He felt flat. Uninspired. Close to burnout. He knew he needed to change something.
Tyler didn’t know what to expect from the coaching experience, but the first month was eye opening for him. Just because he wanted to embrace the coaching process didn’t mean he would. So he definitely stayed up late a few nights before the next meeting. He was paying for coaching, so why not do the work? He resisted the ‘homework’ but unlike when he was in school, this ‘homework’ benefitted him directly and immediately. So he stuck with it.
He considers himself a notorious procrastinator and he was wondering what I would think of him when he sent the assignments at 10 p.m. the night before the coaching session. (It didn’t matter to me at all.) But he found it rewarding to learn why he was so unhappy in his work.
It was time to gain some clarity and find the intersection of his needs, who he is at the core, and what his unique skills are.
During the first month I gave him a number of assessments to help me get to know him better and to help him gain some clarity as to his strengths, desires, passions and what might possibly be standing in his way. We started with him texting me every day to report that he had completed his physical therapy exercises. Accountability is key. Slowly he regained some physical strength and the self-confidence that he could stick with a task consistently and not give into procrastination.
Next came a deep dive into what Tyler’s values are. It was illuminating for him to recognize when in his life he had honored his values and when he hadn’t and how honoring his values had made such a difference in his feeling fulfilled. He was obviously off-track and it was time to look for something more aligned with who he actually is.
We identified what he needed most to succeed. And realizing that he wasn’t getting that at work reinforced that he was right seeking change. Everything became clearer.
Next, I had him write a 10-year letter; he dated it January 13, 2031. This was even more clarifying. He saw how he could have fun, uplift others through his experience, create and build something from scratch that is meaningful to him, and be connected.

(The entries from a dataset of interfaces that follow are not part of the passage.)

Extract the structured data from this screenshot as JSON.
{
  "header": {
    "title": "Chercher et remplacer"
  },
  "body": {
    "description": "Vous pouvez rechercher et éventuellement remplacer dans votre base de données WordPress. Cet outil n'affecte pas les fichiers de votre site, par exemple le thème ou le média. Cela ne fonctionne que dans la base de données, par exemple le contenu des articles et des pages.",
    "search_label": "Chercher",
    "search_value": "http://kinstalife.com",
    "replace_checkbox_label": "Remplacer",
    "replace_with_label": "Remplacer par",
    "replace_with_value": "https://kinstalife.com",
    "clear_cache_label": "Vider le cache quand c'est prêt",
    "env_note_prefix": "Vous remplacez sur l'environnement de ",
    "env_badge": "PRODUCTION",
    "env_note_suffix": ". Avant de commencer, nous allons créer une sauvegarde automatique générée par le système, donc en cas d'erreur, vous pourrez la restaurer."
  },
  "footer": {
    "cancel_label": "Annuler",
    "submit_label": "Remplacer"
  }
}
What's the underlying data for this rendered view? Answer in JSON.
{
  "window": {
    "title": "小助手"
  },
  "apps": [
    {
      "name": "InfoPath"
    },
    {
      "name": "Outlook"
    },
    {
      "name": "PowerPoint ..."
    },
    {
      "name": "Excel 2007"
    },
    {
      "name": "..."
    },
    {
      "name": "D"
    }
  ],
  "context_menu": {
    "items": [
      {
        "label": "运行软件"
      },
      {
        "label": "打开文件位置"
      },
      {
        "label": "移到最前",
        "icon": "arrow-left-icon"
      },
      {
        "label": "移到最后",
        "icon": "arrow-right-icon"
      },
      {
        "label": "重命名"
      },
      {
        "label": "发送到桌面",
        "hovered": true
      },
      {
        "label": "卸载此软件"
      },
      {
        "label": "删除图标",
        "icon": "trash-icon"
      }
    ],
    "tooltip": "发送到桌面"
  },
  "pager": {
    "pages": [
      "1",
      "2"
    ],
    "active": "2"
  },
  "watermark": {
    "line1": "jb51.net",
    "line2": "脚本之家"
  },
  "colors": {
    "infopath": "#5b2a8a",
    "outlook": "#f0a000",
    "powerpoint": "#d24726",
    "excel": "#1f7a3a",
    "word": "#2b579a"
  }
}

“Knowing what I want has given me the confidence in how to shape the conversation,” Tyler said.
Up to that point I had challenged Tyler to step up and do the work. Now he took it upon himself. He was fired up because now he knew what he wanted and went all in. He identified who he wanted to work for and started engaging with people on LinkedIn at those companies. He learned about their brands and identified what needs they had to grow and develop, just like he had done for himself. He applied what he learned which was truly life changing.
Truly life changing
In the process he engaged with his potential new employer and persuaded them to give his plan a try, even hire him remotely, their first ever creative hire. He manifested his dream opportunity: He is now working as a creative director for Vermont SportsCar, where he found the camaraderie he was seeking and the opportunity to let his creativity unfold.
He says his physical well-being has improved by 50 percent since the start of coaching. Last time I spoke with him he sounded like a kid in a candy store. Which feels just right, as he is about to welcome his firstborn into the world.